== The problem ==
Look for the string "Decor" in the listing below, then copy every line that has it.

⟨

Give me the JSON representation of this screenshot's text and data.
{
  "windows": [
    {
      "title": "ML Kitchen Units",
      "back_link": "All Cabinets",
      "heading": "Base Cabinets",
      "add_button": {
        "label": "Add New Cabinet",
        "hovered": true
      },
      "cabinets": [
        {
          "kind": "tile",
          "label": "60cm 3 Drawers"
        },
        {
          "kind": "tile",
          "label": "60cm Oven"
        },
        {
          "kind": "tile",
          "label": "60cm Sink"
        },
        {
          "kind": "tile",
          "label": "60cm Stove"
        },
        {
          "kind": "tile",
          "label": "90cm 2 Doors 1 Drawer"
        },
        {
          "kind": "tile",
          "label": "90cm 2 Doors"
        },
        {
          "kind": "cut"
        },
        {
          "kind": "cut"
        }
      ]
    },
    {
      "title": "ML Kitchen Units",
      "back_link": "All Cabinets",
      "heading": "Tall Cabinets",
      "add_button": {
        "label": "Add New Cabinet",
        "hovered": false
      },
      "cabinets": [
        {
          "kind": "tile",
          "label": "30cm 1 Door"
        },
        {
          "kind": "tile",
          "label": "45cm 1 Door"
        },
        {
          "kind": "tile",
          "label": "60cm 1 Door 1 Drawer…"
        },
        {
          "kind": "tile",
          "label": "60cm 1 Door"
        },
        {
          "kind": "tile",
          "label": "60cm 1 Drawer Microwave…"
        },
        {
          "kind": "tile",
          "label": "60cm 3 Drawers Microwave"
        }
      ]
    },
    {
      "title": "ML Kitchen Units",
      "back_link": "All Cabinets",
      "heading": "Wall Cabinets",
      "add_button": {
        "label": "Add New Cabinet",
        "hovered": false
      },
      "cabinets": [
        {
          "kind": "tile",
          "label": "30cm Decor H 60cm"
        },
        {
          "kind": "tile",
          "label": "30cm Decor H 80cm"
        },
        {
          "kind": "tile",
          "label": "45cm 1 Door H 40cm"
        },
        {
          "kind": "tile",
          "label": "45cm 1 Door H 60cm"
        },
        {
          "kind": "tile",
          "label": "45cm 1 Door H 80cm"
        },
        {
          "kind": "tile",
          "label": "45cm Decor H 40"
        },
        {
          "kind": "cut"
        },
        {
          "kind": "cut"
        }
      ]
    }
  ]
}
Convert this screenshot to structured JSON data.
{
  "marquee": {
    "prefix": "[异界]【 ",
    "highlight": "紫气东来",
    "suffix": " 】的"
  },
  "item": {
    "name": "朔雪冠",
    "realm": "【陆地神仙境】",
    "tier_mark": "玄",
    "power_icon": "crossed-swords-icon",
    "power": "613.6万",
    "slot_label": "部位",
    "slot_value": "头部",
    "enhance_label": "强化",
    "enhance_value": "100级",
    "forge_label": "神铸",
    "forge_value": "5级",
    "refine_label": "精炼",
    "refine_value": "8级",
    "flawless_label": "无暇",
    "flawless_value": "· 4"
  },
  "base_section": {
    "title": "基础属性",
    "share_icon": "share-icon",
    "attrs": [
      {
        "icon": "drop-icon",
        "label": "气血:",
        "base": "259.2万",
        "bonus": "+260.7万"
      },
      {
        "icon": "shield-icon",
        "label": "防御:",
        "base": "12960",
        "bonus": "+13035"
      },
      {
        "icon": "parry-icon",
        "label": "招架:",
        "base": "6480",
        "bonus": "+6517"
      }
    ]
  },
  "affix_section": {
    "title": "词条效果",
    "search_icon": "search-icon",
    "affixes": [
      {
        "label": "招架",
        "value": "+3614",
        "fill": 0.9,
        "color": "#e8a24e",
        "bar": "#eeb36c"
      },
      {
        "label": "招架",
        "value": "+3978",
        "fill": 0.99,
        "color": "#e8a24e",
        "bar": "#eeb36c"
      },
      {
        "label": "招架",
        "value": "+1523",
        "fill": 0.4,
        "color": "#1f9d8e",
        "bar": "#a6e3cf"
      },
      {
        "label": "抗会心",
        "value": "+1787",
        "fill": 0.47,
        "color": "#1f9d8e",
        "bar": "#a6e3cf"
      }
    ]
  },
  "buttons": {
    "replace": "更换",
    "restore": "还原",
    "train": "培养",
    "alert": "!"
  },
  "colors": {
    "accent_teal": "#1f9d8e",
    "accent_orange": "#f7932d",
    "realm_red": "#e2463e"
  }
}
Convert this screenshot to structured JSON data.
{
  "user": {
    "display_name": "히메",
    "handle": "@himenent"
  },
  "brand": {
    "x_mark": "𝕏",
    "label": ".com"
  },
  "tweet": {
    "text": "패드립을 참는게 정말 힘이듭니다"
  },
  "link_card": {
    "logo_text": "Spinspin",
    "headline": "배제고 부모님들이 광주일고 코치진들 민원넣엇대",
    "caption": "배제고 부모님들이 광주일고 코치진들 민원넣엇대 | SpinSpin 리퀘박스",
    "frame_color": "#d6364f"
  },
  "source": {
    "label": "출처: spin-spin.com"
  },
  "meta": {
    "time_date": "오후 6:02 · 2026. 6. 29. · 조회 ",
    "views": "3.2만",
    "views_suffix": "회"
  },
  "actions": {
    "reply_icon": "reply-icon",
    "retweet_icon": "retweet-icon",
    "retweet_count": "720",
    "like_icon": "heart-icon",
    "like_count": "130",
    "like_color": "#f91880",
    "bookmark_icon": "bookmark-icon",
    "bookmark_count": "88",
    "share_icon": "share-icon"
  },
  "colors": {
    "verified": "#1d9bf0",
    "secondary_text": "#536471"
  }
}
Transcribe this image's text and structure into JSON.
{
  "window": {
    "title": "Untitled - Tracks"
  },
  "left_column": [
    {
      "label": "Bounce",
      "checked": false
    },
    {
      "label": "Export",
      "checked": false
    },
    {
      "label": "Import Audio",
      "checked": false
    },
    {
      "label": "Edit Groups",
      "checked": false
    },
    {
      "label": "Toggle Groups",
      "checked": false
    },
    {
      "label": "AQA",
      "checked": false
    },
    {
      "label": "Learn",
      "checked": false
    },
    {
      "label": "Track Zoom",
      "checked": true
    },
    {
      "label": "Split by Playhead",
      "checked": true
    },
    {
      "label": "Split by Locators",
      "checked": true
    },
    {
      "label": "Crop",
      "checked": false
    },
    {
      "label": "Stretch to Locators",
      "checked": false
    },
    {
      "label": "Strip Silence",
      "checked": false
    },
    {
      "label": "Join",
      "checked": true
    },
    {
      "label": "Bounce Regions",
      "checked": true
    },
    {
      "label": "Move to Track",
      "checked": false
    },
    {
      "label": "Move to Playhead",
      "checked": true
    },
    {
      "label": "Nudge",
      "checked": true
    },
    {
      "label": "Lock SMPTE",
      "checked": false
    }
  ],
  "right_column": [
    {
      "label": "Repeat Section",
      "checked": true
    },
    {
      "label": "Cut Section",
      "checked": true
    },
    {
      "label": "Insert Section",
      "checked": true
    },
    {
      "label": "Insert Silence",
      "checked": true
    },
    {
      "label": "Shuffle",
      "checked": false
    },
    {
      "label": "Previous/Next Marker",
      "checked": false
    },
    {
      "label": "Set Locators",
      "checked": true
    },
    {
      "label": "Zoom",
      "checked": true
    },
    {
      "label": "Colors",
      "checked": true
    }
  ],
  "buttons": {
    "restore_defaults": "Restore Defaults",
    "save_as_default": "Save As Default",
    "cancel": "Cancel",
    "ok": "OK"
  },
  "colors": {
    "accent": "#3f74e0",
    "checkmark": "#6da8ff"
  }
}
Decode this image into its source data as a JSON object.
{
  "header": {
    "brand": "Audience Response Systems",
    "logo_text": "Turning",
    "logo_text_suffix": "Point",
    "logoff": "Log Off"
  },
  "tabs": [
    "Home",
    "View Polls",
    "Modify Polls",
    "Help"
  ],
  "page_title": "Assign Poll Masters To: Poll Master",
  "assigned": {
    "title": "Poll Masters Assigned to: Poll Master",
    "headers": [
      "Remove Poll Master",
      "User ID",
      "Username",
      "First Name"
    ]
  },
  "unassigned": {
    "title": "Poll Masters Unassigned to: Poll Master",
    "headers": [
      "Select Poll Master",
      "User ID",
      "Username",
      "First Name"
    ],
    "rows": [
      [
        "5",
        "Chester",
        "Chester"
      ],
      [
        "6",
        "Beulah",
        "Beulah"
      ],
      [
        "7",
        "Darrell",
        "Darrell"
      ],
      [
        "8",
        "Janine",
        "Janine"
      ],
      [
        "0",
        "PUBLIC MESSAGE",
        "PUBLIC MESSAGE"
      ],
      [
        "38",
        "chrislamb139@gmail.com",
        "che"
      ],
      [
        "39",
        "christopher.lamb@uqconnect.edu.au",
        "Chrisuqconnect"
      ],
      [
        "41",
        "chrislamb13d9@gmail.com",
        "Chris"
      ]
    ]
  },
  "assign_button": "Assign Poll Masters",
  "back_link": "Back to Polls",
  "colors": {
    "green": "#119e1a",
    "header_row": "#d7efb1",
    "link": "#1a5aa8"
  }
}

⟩

== Exercise solution ==
          "label": "30cm Decor H 60cm"
          "label": "30cm Decor H 80cm"
          "label": "45cm Decor H 40"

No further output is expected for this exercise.